DATA FOR THIS TASK:

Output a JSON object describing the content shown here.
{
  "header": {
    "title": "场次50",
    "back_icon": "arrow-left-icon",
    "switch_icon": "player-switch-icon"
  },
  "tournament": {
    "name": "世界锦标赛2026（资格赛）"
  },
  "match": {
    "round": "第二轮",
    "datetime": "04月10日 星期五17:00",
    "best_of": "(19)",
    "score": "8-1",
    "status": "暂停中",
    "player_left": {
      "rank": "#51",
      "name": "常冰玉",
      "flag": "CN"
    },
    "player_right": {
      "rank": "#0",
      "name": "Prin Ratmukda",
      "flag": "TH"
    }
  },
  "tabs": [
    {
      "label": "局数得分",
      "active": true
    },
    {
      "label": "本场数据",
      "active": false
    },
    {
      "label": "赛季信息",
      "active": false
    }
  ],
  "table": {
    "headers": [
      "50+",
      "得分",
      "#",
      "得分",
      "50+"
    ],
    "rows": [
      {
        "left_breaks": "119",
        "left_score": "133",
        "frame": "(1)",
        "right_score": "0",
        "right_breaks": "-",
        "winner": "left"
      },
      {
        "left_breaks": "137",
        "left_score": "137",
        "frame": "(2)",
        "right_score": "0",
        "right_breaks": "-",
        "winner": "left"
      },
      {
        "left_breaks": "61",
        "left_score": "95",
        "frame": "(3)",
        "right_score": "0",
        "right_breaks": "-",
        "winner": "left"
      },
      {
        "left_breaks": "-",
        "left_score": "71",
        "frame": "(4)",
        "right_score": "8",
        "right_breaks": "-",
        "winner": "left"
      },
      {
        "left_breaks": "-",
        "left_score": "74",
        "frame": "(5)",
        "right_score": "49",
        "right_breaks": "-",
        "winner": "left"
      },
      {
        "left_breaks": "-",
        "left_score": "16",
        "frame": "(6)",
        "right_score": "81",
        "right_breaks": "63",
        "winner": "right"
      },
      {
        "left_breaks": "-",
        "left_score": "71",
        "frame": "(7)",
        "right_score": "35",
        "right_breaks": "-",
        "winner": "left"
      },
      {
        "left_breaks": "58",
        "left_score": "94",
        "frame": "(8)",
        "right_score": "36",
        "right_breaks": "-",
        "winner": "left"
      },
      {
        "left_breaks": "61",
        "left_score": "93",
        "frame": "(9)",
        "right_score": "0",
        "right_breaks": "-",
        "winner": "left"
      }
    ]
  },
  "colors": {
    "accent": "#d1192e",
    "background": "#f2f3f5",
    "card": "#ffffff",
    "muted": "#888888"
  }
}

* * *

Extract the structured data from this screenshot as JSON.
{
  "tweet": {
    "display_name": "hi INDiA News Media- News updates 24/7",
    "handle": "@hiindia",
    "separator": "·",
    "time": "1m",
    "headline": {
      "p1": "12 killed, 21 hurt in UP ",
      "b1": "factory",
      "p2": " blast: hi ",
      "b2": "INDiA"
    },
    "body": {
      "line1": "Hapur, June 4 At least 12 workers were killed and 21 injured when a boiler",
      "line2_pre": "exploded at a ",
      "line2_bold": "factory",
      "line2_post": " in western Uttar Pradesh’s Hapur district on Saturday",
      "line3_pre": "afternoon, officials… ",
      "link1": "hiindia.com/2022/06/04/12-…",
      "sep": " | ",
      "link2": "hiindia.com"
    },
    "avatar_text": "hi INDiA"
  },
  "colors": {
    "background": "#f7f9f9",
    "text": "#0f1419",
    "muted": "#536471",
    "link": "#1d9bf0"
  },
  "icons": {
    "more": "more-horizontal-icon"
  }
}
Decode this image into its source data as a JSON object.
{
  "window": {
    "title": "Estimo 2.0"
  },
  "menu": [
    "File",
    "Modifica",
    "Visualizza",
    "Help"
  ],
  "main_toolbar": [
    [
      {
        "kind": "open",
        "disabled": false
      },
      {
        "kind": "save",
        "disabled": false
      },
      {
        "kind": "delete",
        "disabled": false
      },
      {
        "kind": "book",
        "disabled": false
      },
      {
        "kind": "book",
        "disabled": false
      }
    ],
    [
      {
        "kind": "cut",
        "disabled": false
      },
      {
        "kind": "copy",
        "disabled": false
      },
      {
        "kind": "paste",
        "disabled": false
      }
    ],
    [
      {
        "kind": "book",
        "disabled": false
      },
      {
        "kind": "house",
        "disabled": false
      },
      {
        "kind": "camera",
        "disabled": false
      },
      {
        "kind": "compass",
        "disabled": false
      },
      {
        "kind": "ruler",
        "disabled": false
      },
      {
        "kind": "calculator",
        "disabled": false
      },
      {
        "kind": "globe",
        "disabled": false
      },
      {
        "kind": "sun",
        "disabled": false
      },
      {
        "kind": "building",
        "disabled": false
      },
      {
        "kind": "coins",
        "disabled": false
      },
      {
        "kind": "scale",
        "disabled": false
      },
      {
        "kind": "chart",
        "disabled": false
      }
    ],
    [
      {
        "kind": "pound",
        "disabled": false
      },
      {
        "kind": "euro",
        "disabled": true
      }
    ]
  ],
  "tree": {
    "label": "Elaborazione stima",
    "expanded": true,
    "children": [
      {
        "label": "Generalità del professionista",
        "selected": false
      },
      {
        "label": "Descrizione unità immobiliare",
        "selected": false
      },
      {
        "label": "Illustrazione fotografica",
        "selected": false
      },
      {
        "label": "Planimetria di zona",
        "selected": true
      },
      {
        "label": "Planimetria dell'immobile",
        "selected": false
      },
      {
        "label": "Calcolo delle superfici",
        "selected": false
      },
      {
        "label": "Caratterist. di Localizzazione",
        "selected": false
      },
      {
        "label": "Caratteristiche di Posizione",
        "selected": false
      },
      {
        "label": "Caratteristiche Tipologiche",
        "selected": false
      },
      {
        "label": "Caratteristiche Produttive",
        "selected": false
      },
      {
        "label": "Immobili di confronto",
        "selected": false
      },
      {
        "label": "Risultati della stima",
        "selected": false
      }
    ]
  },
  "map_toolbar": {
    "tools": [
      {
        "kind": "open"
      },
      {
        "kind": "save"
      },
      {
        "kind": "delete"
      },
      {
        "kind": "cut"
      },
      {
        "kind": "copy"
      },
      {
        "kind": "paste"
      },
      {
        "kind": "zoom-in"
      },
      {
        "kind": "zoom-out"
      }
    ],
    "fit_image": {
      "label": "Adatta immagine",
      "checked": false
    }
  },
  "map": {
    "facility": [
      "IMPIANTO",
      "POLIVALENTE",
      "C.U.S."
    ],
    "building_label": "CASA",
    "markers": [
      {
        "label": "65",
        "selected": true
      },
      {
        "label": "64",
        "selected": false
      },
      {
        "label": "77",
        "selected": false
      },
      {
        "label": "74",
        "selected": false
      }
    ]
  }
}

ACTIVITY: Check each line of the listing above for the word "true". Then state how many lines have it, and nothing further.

OUTPUT FOR THIS TASK: 5